• What you need to do
Give each line of the records again exactly and omit every picture.

[Data records for software interfaces]

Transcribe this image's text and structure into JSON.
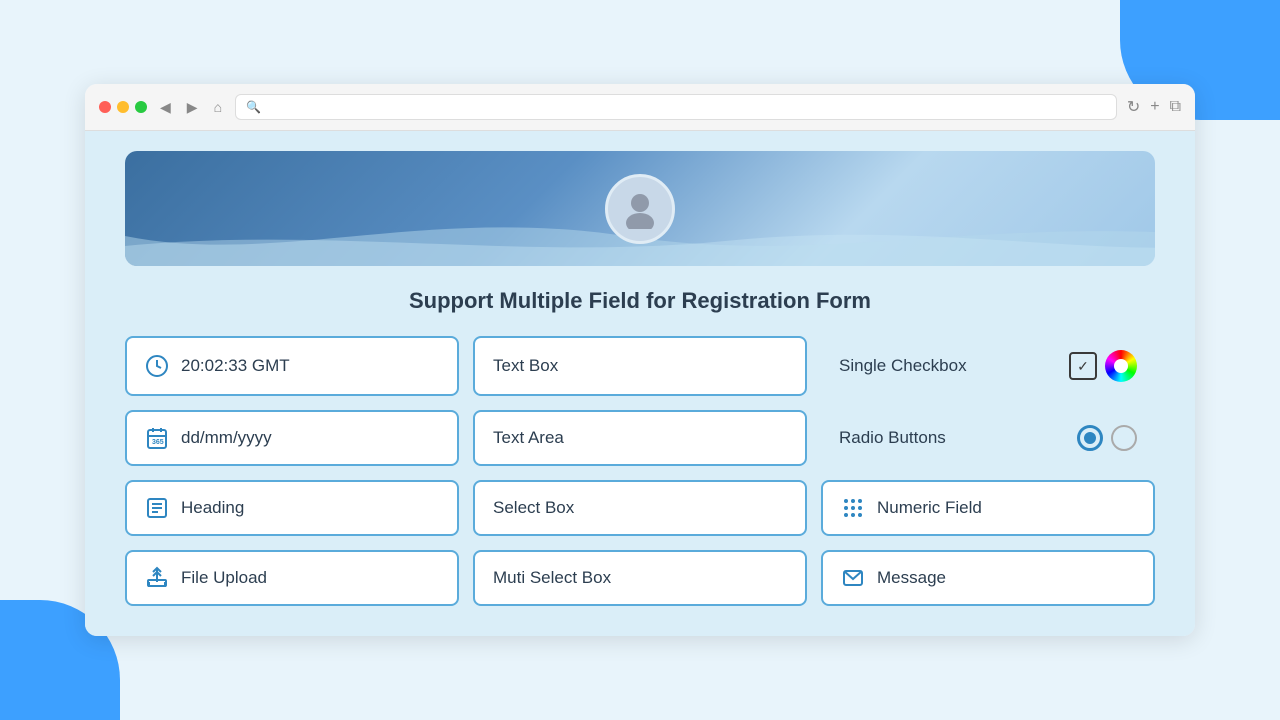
{
  "decorations": {
    "corner_top_right": "corner-top-right",
    "corner_bottom_left": "corner-bottom-left"
  },
  "browser": {
    "traffic_lights": [
      "red",
      "yellow",
      "green"
    ],
    "nav": [
      "◀",
      "▶",
      "⌂"
    ],
    "search_icon": "🔍",
    "refresh_icon": "↻",
    "new_tab_icon": "+",
    "copy_icon": "⧉"
  },
  "page": {
    "title": "Support Multiple Field for Registration Form"
  },
  "fields": [
    {
      "id": "clock",
      "icon": "🕐",
      "label": "20:02:33 GMT",
      "type": "icon-btn"
    },
    {
      "id": "textbox",
      "icon": null,
      "label": "Text Box",
      "type": "plain-btn"
    },
    {
      "id": "single-checkbox",
      "label": "Single Checkbox",
      "type": "checkbox"
    },
    {
      "id": "date",
      "icon": "📅",
      "label": "dd/mm/yyyy",
      "type": "icon-btn"
    },
    {
      "id": "textarea",
      "icon": null,
      "label": "Text Area",
      "type": "plain-btn"
    },
    {
      "id": "radio-buttons",
      "label": "Radio Buttons",
      "type": "radio"
    },
    {
      "id": "heading",
      "icon": "≡",
      "label": "Heading",
      "type": "icon-btn"
    },
    {
      "id": "selectbox",
      "icon": null,
      "label": "Select Box",
      "type": "plain-btn"
    },
    {
      "id": "numeric-field",
      "icon": "⠿",
      "label": "Numeric Field",
      "type": "icon-btn2"
    },
    {
      "id": "file-upload",
      "icon": "↑",
      "label": "File Upload",
      "type": "upload-btn"
    },
    {
      "id": "multi-select",
      "icon": null,
      "label": "Muti Select Box",
      "type": "plain-btn"
    },
    {
      "id": "message",
      "icon": "✉",
      "label": "Message",
      "type": "icon-btn"
    }
  ]
}
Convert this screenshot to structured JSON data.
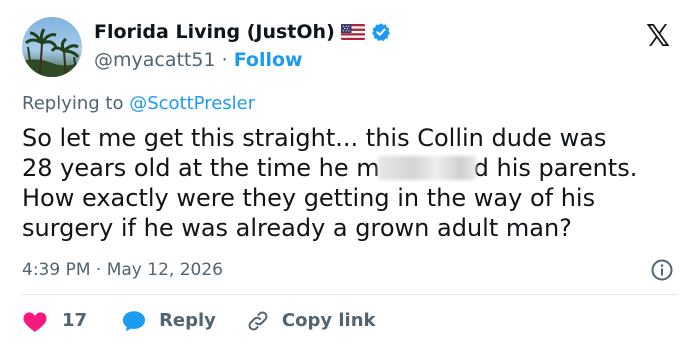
{
  "author": {
    "name": "Florida Living (JustOh)",
    "flag_icon": "us-flag-icon",
    "verified_icon": "verified-badge-icon",
    "handle": "@myacatt51",
    "separator": "·",
    "follow_label": "Follow"
  },
  "platform_icon": "x-logo-icon",
  "platform_glyph": "𝕏",
  "reply_context": {
    "prefix": "Replying to",
    "mention": "@ScottPresler"
  },
  "tweet": {
    "line1": "So let me get this straight... this Collin dude was",
    "line2_before": "28 years old at the time he m",
    "line2_after": "d his parents.",
    "line3": "How exactly were they getting in the way of his",
    "line4": "surgery if he was already a grown adult man?"
  },
  "timestamp": "4:39 PM · May 12, 2026",
  "actions": {
    "like_count": "17",
    "reply_label": "Reply",
    "copy_link_label": "Copy link"
  },
  "colors": {
    "accent": "#1d9bf0",
    "like": "#f91880",
    "muted": "#536471",
    "text": "#0f1419"
  }
}
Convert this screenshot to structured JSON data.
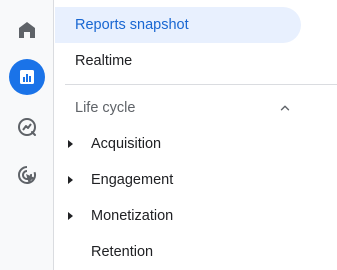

• Final answer
Transcribe this image's text and structure into JSON.
{
  "decorations": {
    "corner_top_right": "corner-top-right",
    "corner_bottom_left": "corner-bottom-left"
  },
  "browser": {
    "traffic_lights": [
      "red",
      "yellow",
      "green"
    ],
    "nav": [
      "◀",
      "▶",
      "⌂"
    ],
    "search_icon": "🔍",
    "refresh_icon": "↻",
    "new_tab_icon": "+",
    "copy_icon": "⧉"
  },
  "page": {
    "title": "Support Multiple Field for Registration Form"
  },
  "fields": [
    {
      "id": "clock",
      "icon": "🕐",
      "label": "20:02:33 GMT",
      "type": "icon-btn"
    },
    {
      "id": "textbox",
      "icon": null,
      "label": "Text Box",
      "type": "plain-btn"
    },
    {
      "id": "single-checkbox",
      "label": "Single Checkbox",
      "type": "checkbox"
    },
    {
      "id": "date",
      "icon": "📅",
      "label": "dd/mm/yyyy",
      "type": "icon-btn"
    },
    {
      "id": "textarea",
      "icon": null,
      "label": "Text Area",
      "type": "plain-btn"
    },
    {
      "id": "radio-buttons",
      "label": "Radio Buttons",
      "type": "radio"
    },
    {
      "id": "heading",
      "icon": "≡",
      "label": "Heading",
      "type": "icon-btn"
    },
    {
      "id": "selectbox",
      "icon": null,
      "label": "Select Box",
      "type": "plain-btn"
    },
    {
      "id": "numeric-field",
      "icon": "⠿",
      "label": "Numeric Field",
      "type": "icon-btn2"
    },
    {
      "id": "file-upload",
      "icon": "↑",
      "label": "File Upload",
      "type": "upload-btn"
    },
    {
      "id": "multi-select",
      "icon": null,
      "label": "Muti Select Box",
      "type": "plain-btn"
    },
    {
      "id": "message",
      "icon": "✉",
      "label": "Message",
      "type": "icon-btn"
    }
  ]
}
Convert this screenshot to structured JSON data.
{
  "author": {
    "name": "Florida Living (JustOh)",
    "flag_icon": "us-flag-icon",
    "verified_icon": "verified-badge-icon",
    "handle": "@myacatt51",
    "separator": "·",
    "follow_label": "Follow"
  },
  "platform_icon": "x-logo-icon",
  "platform_glyph": "𝕏",
  "reply_context": {
    "prefix": "Replying to",
    "mention": "@ScottPresler"
  },
  "tweet": {
    "line1": "So let me get this straight... this Collin dude was",
    "line2_before": "28 years old at the time he m",
    "line2_after": "d his parents.",
    "line3": "How exactly were they getting in the way of his",
    "line4": "surgery if he was already a grown adult man?"
  },
  "timestamp": "4:39 PM · May 12, 2026",
  "actions": {
    "like_count": "17",
    "reply_label": "Reply",
    "copy_link_label": "Copy link"
  },
  "colors": {
    "accent": "#1d9bf0",
    "like": "#f91880",
    "muted": "#536471",
    "text": "#0f1419"
  }
}
Convert this screenshot to structured JSON data.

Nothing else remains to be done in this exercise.